Refis continue to drive business

by Justin da Rosa04 Sep 2015
Originators have been enjoying a great deal of refi business this year, and just how long that trend will last will be revealed at the next Fed meeting later this month, say industry players.

“Obviously people are refinancing right now because rates are at historical lows,” Craig Warner, a branch manager with Bank of England Mortgage, told Mortgage Professional America. “As long as the Fed keeps the rates low it will continue to be a strong source of business.”

The Mortgage Bankers Association’s refinance index increased 17% over the previous week, with the refinance share of mortgage activity increasing to 58.7% of total application for the week ending August 28.

That uptick in refi business is due to the record-low rate environment that many expect to continue for the foreseeable future, say mortgage professionals.

There have been signs of a slowing global economy, which has many predicting the Fed will hold off on hiking its key interest rate at its next meeting on September 16-17.

Still, some anticipate at least one rate increase this year.

“We do expect a rate increase this year. The Fed is itching to start to get off zero interest rates, so they will move this year,” Jim McDonald, chief investment strategist at asset manager Northern Trust, told the Economic Times. “They are nervous that they don't have any dry powder to deal with an increase in financial markets or economic volatility. They can't really cut rates any more and the market would respond negatively to (more) quantitative easing.

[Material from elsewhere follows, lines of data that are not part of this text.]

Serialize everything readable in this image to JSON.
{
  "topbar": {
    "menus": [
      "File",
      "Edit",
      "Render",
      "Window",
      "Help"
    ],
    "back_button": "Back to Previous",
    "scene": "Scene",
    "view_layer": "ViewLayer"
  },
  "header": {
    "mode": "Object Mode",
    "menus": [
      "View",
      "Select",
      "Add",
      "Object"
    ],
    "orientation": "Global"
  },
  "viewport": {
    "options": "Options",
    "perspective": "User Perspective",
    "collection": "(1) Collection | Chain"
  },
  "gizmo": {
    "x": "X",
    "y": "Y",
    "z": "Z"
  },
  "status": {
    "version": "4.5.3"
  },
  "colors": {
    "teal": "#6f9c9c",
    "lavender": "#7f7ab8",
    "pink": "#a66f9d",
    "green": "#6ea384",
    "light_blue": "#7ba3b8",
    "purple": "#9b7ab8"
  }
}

They want to get rates up, so that in the future, if they want to cut rates, they have that option.”

For its part, the IMF is urging the Fed to hold off on raising its rate.

"Monetary policy must stay accommodative to prevent real interest rates from rising prematurely," according to CNN citing an IMF statement.


Should CFPB have more supervision over credit agencies?